Task requirements: Check each line of the listing for the word "icon" and report the ones that have it.

------------------------------------------------

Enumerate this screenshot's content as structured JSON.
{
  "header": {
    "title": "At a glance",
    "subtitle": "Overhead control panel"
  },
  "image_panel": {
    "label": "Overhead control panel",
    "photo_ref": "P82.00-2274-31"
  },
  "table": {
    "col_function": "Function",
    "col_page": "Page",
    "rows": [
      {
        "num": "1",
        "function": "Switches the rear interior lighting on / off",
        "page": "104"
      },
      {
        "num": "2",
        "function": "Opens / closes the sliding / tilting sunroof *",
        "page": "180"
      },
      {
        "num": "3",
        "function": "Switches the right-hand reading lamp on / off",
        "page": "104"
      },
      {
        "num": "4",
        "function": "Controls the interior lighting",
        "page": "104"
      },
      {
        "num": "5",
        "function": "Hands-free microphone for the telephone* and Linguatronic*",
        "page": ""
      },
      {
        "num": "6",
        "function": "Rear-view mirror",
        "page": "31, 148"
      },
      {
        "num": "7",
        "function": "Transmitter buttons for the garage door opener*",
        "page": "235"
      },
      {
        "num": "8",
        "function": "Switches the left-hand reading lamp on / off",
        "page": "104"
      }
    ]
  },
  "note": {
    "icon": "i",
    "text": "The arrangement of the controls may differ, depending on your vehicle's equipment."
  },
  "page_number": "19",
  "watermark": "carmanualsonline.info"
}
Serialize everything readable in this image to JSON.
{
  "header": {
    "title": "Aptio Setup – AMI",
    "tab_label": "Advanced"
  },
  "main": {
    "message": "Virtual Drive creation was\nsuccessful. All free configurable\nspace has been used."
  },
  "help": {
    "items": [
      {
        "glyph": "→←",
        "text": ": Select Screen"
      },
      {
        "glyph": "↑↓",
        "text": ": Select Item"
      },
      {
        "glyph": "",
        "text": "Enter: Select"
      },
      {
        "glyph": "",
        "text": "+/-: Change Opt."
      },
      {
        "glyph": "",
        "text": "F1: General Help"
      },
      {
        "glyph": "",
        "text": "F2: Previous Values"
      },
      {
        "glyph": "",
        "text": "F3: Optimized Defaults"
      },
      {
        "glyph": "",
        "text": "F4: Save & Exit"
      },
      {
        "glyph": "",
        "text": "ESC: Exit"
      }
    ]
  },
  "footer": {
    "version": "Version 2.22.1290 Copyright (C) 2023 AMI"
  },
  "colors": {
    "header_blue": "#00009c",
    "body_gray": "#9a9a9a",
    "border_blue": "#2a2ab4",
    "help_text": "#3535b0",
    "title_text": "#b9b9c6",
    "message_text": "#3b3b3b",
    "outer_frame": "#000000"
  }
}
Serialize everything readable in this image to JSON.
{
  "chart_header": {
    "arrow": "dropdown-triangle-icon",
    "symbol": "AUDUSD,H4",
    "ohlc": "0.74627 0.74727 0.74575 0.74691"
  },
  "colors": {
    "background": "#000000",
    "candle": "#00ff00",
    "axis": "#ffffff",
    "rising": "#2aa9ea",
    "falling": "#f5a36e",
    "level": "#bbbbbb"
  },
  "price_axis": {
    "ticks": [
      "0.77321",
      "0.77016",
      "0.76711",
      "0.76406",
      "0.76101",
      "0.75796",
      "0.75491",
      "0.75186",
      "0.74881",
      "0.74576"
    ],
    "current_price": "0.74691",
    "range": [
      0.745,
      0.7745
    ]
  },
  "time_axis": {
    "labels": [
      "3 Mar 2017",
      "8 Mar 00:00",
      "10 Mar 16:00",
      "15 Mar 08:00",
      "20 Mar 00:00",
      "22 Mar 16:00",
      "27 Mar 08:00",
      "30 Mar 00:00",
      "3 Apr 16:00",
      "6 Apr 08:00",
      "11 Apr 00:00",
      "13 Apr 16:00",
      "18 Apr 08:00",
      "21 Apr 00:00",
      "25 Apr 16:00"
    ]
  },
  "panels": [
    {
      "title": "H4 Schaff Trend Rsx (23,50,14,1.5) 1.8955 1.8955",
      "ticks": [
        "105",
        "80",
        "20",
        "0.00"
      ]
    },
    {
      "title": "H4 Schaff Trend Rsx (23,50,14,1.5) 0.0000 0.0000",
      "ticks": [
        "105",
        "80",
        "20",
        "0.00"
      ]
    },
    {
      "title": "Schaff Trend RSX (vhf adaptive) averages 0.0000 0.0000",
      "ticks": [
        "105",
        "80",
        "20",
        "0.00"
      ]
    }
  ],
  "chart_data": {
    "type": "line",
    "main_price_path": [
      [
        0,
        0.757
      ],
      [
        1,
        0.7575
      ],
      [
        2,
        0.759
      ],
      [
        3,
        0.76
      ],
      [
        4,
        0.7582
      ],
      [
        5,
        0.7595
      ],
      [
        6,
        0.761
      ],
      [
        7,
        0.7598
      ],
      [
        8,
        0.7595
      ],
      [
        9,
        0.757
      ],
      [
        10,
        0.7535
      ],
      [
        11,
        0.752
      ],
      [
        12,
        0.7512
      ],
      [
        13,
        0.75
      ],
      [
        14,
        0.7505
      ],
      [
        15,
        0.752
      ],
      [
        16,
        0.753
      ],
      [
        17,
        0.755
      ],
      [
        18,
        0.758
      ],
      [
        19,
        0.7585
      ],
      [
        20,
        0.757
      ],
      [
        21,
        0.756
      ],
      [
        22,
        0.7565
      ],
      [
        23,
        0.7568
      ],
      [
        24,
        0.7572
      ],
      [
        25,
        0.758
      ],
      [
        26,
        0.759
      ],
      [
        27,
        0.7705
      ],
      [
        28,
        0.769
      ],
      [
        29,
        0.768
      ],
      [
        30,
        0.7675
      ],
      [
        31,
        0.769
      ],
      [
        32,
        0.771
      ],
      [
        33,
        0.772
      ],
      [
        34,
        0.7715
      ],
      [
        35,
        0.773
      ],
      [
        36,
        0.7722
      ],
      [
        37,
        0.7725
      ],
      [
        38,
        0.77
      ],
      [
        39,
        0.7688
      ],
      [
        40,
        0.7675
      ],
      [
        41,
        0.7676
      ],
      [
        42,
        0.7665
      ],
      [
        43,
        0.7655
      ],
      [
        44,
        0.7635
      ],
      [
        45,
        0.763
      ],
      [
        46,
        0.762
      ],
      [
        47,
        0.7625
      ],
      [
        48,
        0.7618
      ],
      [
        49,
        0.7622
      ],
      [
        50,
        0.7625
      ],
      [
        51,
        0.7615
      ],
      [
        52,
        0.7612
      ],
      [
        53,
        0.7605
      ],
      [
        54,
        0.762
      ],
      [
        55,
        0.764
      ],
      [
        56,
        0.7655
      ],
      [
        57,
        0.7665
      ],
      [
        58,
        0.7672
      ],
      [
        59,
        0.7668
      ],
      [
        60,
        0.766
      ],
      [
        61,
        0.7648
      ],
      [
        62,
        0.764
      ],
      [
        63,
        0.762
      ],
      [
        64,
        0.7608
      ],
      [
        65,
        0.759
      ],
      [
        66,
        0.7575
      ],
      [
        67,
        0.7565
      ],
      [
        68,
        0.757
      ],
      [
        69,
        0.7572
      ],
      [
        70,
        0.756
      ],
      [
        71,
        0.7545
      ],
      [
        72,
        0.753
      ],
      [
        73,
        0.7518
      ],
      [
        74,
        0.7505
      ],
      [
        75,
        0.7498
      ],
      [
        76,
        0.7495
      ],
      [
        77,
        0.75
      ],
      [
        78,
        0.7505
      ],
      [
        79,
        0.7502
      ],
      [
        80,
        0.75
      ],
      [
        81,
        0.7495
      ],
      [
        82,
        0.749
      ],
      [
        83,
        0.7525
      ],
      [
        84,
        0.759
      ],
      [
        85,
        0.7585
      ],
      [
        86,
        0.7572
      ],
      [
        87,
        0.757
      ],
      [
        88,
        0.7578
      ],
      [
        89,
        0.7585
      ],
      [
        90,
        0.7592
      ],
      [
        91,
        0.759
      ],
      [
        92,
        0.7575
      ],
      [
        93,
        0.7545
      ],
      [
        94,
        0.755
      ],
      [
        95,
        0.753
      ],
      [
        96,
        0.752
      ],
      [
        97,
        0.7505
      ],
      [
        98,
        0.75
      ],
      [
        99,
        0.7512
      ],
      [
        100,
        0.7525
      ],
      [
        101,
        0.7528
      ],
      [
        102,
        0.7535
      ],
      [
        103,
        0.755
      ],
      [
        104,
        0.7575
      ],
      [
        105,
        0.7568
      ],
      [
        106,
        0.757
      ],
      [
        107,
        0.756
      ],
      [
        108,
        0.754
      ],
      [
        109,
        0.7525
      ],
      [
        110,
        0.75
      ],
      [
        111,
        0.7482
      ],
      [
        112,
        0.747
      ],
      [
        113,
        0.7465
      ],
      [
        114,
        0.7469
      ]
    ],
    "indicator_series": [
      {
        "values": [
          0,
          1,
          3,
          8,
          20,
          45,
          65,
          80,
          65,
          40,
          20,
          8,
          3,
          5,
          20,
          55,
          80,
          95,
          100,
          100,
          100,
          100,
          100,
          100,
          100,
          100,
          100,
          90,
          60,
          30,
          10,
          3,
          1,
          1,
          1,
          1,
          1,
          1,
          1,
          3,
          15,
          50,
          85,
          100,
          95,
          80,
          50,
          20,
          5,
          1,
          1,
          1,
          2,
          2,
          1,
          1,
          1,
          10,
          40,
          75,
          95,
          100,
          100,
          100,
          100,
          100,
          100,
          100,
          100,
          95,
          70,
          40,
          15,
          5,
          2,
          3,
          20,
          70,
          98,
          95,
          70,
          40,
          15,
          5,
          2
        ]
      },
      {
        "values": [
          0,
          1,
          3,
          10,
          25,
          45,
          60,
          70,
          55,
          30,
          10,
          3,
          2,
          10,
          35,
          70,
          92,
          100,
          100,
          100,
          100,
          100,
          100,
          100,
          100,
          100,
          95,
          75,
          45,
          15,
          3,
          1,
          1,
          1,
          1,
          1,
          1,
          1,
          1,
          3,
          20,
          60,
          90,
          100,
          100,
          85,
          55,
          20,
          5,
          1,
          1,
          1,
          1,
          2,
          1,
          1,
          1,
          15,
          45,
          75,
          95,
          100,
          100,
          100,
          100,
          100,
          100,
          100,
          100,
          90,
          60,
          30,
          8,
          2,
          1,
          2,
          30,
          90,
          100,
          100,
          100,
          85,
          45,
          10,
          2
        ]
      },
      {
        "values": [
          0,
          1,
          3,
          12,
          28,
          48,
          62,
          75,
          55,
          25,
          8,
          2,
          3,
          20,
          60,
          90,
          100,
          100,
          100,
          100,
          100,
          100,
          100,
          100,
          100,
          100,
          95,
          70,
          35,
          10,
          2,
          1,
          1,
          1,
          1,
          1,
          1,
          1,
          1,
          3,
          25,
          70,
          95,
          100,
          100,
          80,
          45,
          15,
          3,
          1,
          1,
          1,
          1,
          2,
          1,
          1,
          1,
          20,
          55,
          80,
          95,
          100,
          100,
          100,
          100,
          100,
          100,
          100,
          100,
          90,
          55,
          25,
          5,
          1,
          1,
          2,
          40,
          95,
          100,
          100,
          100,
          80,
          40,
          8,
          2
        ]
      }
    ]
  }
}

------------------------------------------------

Answer below:
    "icon": "i",
    "arrow": "dropdown-triangle-icon",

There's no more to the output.